Nausea and Vomiting

Most people are aware of “morning sickness” as a common issue in early pregnancy. Unfortunately it isn’t reserved just to the morning, nor is it guaranteed to go away when you reach your second trimester. 

Most of the time, pregnancy nausea and sickness does eventually resolve by itself, but there are a few things you can try to reduce the effects in the meantime:

  • Eat little and often. Having an empty stomach usually makes the sickness worse, so try to nibble regularly throughout the day. You may want to keep a small snack by your bedside so that you can put something in your stomach before you get up in the morning.

  • Drink plenty of fluids. As long as you can keep water down, you should be ok even if you can’t really eat anything. If you are unable to drink water, contact your healthcare provider as you may need rehydration. 

  • Avoid any foods or smells that make you feel sick. Plain meals, and carbohydrate-heavy foods can be easier to stomach when you are feeling unwell. 

  • Try foods and drinks containing ginger, as there is some evidence that these can help settle your stomach. Peppermint tea is also helpful for some people. 

 

  • Rest when you can, as being overtired is likely to make your nausea worse

  • If your sickness is impacting on your ability to do day-to-day things, contact your GP to discuss medication options. There are a few antiemetics which are safe to use in pregnancy. 

 

Generally it is not harmful to be frequently sick during pregnancy, as you have sufficient stores in your body to support yourself and your growing baby. Extreme sickness in pregnancy is called hyperemesis gravidarum, and usually requires rehydration treatment in hospital. You need to seek medical assistance if any of the following apply:

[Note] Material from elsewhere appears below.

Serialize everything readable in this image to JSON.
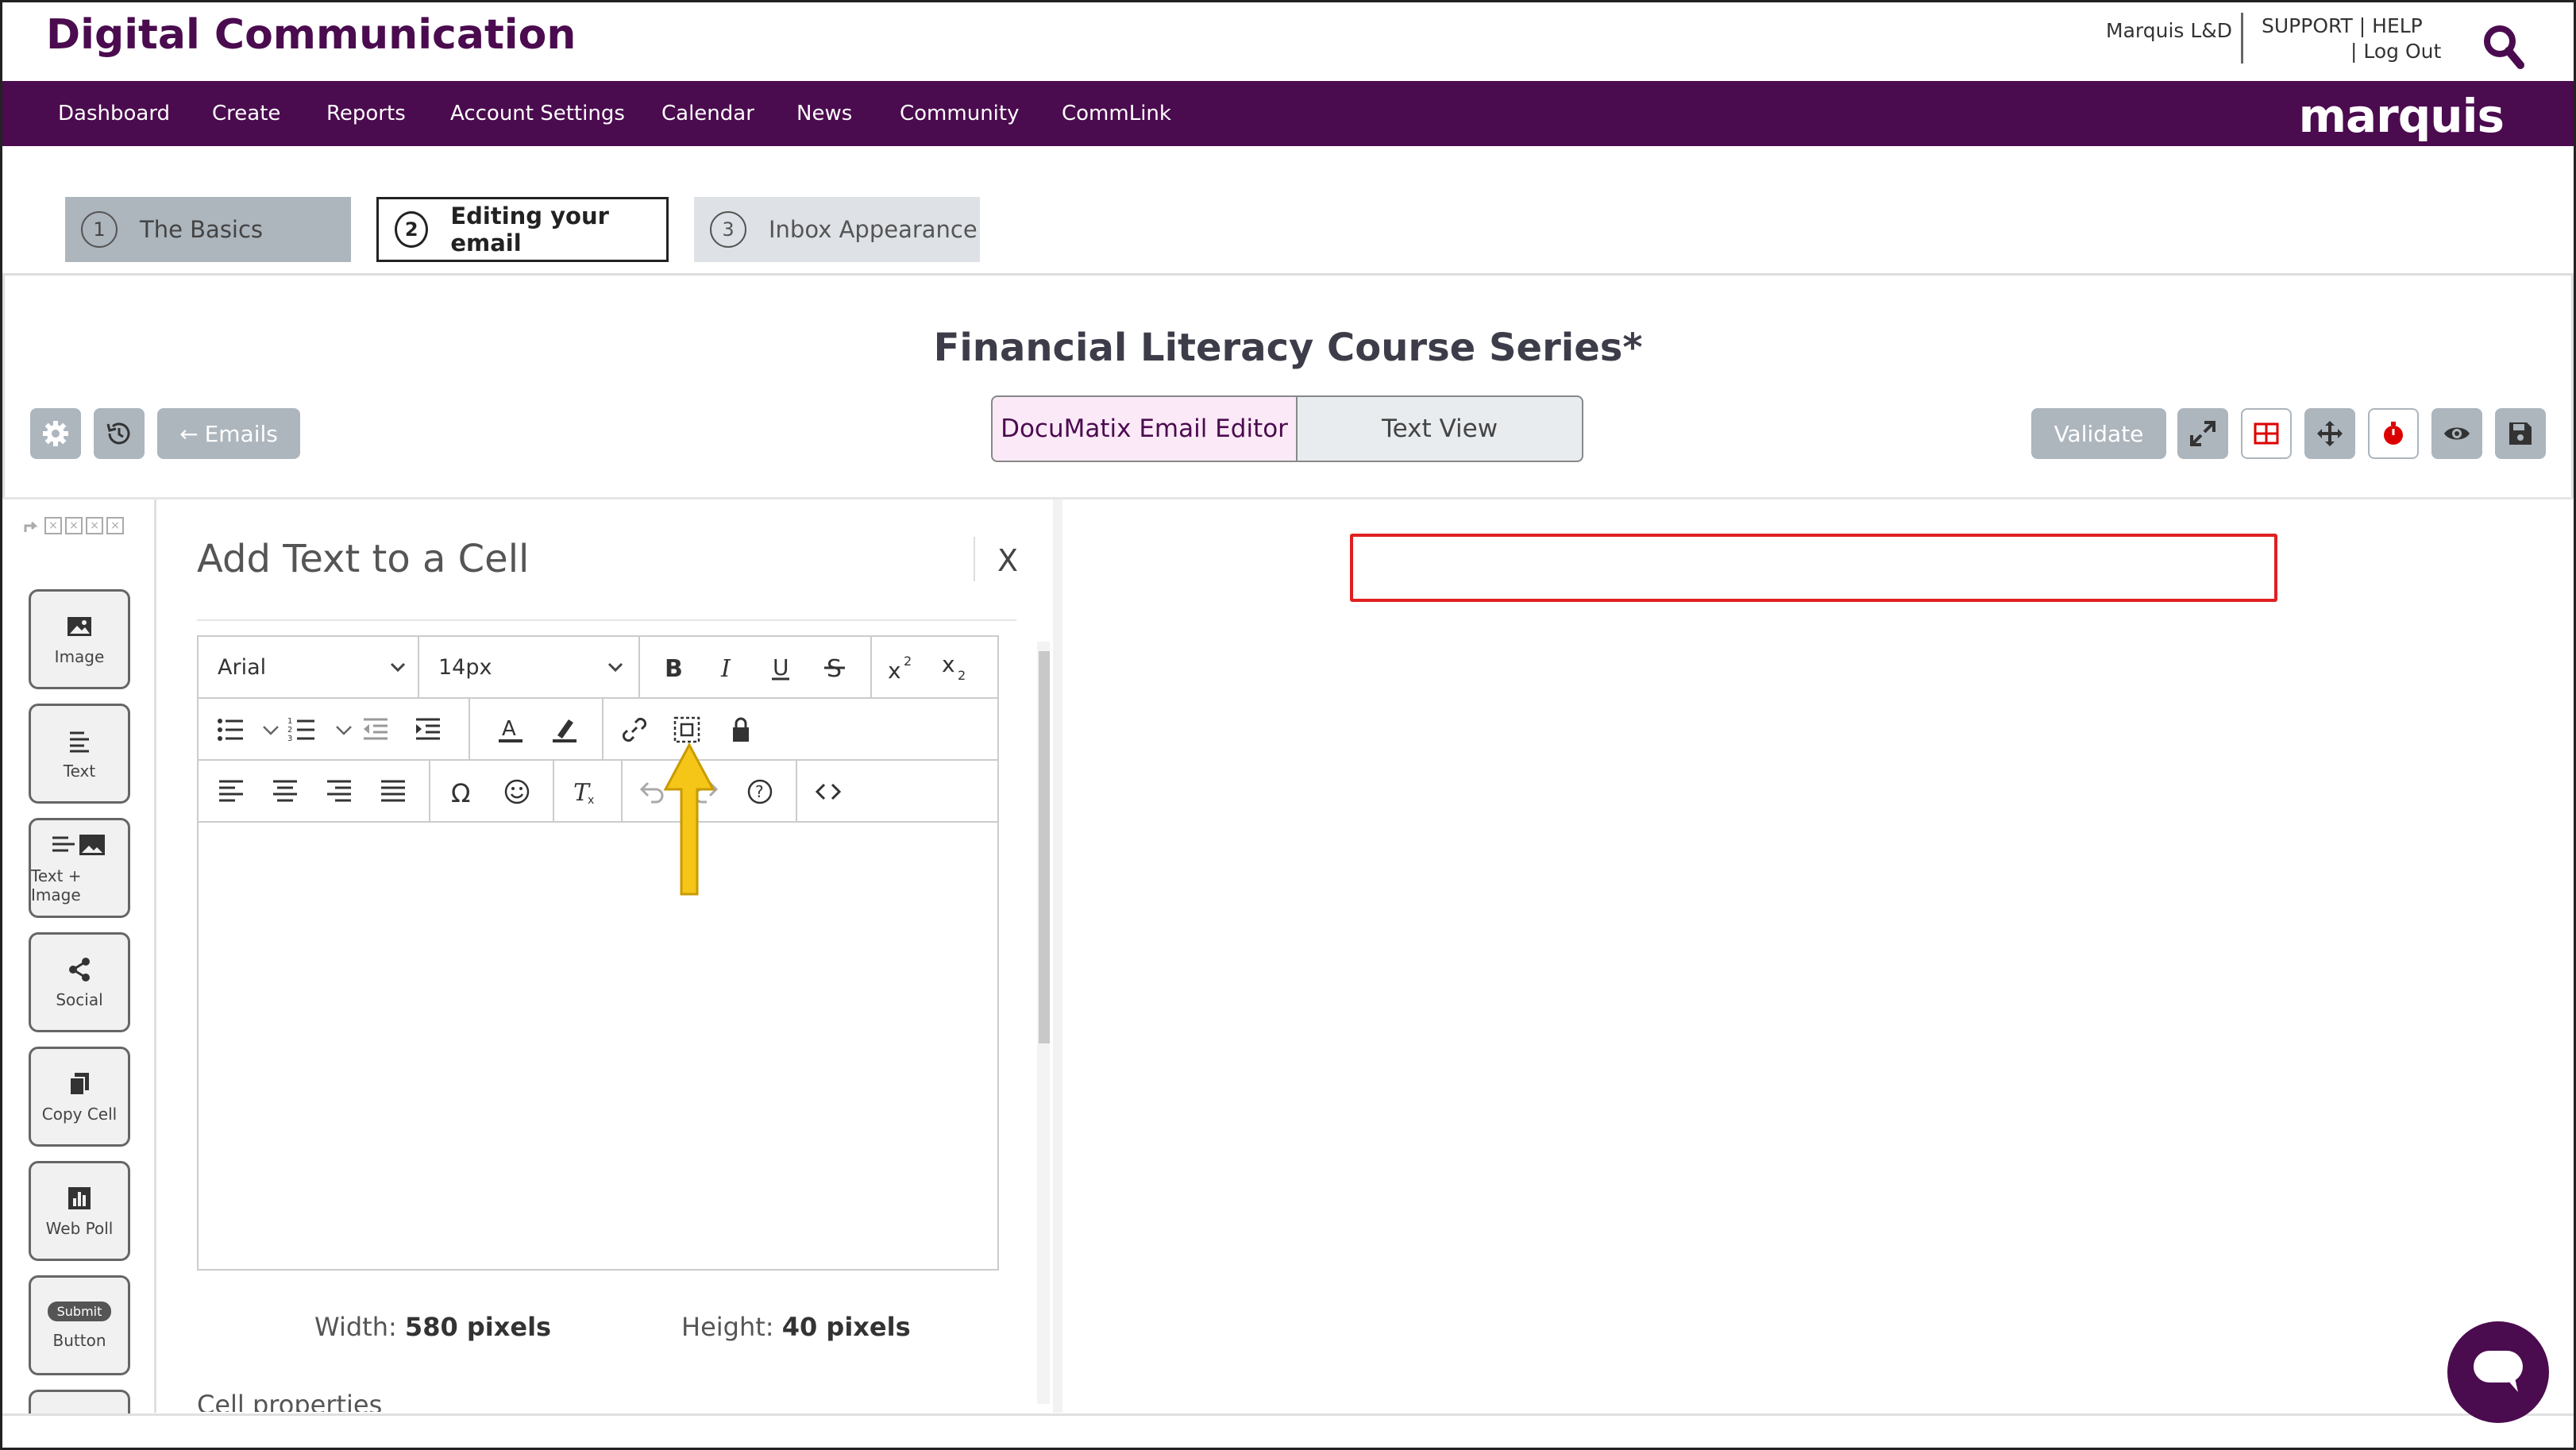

  • You are unable to keep down water

 

  • You are losing weight

 

  • You have not had a wee for more than 8 hours, or have pain when peeing or blood in your urine

  • You have abdominal pain or any other concerning symptom

 

Further information is available via Pregnancy sickness support. 

 

If you also have diarrhoea with vomiting, it is likely that you have a stomach bug. Try to stay well hydrated and get plenty of rest. Your body will usually deal with it in a couple of days, but if it doesn’t go away, or if you cannot keep water down, contact your healthcare provider.